Ashurst is to ask equity partners to pay capital into the firm for the first time as part of a financial rejig aimed at bringing its practices into line with its Australian operations following the merger with Blake Dawson.

Partners will now input an amount every autumn calculated based on the number of equity points they hold, meaning laterals will now have to invest in the firm when they join.

Previously the firm retained capital in the business by holding back a percentage of profits at the end of each financial year dependent on the profit share a partner was expected to receive. This would then be paid back to partners when they leave or retire.

The move to replace this system had been on the agenda for a number of years and follows a consultation with regular adviser Deloitte. The firm has lined up a number of banks for partners to use to borrow cash to fund the capital inputs.

Newly-promoted equity partners will be given four years in which they pay a smaller amount than would otherwise be expected given their number of points on the modified lockstep. The firm’s demands for capital from laterals partner hires will depend on their circumstances, for instance how much capital they are expecting their previous firm to return.

Salaried partners will not be asked to pay in capital, while the system for fixed-share partners, from whom a proportion of profits were previously held back, remains unchanged.
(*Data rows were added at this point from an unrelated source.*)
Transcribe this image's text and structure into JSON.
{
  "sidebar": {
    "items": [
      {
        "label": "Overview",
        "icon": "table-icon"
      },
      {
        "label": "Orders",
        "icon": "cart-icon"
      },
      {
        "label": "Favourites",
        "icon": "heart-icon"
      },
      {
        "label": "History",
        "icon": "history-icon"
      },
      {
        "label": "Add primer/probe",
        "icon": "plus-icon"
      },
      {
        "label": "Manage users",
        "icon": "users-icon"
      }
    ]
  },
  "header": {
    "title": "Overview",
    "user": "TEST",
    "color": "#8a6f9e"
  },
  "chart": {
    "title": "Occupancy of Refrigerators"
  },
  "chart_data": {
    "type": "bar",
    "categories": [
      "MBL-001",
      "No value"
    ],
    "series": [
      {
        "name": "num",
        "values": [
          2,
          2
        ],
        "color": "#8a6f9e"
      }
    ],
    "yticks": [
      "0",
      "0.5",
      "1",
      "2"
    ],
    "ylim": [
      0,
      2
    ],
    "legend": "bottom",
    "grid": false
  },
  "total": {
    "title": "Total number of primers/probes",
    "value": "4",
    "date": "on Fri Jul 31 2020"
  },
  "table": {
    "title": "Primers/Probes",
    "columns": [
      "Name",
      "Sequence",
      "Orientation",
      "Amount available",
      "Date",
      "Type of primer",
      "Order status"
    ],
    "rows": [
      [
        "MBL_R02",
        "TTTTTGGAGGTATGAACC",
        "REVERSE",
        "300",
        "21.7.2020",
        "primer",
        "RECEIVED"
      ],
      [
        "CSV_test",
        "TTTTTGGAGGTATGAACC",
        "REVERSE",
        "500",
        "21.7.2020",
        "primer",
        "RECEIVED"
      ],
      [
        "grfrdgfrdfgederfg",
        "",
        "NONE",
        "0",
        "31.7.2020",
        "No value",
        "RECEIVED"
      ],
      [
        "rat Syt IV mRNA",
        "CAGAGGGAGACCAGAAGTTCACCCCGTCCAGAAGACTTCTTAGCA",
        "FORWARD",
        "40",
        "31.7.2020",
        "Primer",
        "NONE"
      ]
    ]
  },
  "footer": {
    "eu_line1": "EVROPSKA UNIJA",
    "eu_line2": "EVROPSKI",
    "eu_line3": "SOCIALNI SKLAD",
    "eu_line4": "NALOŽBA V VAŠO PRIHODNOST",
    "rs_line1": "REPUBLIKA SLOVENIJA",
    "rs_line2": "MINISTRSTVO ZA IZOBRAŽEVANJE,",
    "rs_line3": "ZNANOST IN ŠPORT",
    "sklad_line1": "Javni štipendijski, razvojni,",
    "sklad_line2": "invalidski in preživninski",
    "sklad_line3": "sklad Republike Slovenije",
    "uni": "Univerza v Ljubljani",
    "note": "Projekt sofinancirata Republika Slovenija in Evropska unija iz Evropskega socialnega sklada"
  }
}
The new capital structure applies to all legacy Ashurst LLP partners but does not currently include former Blakes partners in Asia and Australia, where partners are on a separate lockstep following the Blakes merger with Ashurst earlier this year (26 September 2011). Blakes equity partners all currently pay in the same flat amount of money every year as capital in contrast to the UK firm’s tiered system of holding back profits.

The change also brings the firm more in line with UK competitors.

Ashurst finance director Nigel Morland said: “I think you’ll find most firms have a capital structure based on a fixed amount per point. That is what we are doing. One of the drivers is to align our balance sheet with Ashurst in Australia.”